The Raleigh scrap metal recycling facility that has been discharging PCB-polluted water into a local stream finally has a plan to clean up its mess.
Raleigh Metal Recycling sent a letter to the N.C. Department of Environment and Natural Resources on May 2nd, outlining “a comprehensive approach” to stabilize PCB and metal contaminated soil and install two stormwater ponds to manage runoff. Currently, runoff from the property flows through a pipe into an outlet which discharges into an unnamed tributary to Wildcat Branch stream.
The plan comes a month after DENR issued a violation notice showing “extremely high concentrations of lead, cadmium, mercury, PCBs, nickel, copper and zinc” at four locations on the property.
The City of Raleigh notified DENR of ongoing issues at the property last August, after an adjacent property owner complained to the City that contaminated water from the site was being discharged onto his property. Raleigh Metal Recycling has been working with DENR’s Waste Management Division on a plan to clean up PCBs and volatile organic compounds in the soil and groundwater since 2007.
PCBs are known to cause cancer.
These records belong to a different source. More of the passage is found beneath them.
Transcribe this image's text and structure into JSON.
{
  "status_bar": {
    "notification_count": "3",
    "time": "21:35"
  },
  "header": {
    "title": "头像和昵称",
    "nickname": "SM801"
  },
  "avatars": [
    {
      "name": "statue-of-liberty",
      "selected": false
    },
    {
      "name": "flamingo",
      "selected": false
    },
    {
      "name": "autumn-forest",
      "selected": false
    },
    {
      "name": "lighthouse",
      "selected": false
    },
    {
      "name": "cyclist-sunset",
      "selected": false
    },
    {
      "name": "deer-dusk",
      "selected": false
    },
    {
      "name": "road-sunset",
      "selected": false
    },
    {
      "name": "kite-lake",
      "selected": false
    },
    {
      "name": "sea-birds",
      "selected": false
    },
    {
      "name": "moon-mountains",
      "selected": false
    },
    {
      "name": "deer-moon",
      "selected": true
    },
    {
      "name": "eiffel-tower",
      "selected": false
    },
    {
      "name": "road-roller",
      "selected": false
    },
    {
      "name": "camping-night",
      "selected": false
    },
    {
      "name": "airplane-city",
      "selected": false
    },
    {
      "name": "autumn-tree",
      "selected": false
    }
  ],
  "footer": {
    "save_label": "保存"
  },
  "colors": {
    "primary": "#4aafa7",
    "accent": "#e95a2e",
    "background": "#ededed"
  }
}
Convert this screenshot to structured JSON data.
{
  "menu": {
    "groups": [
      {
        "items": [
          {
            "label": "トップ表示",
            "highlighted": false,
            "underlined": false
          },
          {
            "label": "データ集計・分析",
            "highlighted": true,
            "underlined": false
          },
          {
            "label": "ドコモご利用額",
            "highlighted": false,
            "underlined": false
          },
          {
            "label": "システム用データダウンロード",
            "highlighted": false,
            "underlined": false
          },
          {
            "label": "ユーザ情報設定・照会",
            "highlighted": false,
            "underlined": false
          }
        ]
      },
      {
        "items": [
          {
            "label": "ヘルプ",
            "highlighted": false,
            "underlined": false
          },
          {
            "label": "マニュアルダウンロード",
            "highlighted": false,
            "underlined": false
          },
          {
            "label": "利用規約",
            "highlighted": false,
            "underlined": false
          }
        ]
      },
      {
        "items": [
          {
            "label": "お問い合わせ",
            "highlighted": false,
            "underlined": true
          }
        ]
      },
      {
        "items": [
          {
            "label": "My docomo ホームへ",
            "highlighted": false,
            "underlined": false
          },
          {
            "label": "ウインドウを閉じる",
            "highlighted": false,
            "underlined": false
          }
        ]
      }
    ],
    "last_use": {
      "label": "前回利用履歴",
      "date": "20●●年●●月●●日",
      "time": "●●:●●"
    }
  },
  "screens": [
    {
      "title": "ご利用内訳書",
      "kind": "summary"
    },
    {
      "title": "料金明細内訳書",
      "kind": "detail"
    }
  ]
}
They were used in car parts as coolants and lubricants and in other electrical devices manufactured until 1977, when the government banned them.
Danny Smith, the Raleigh Regional Supervisor of Water Quality Operations, said DENR is currently “evaluating the plan to see if it is adequate.”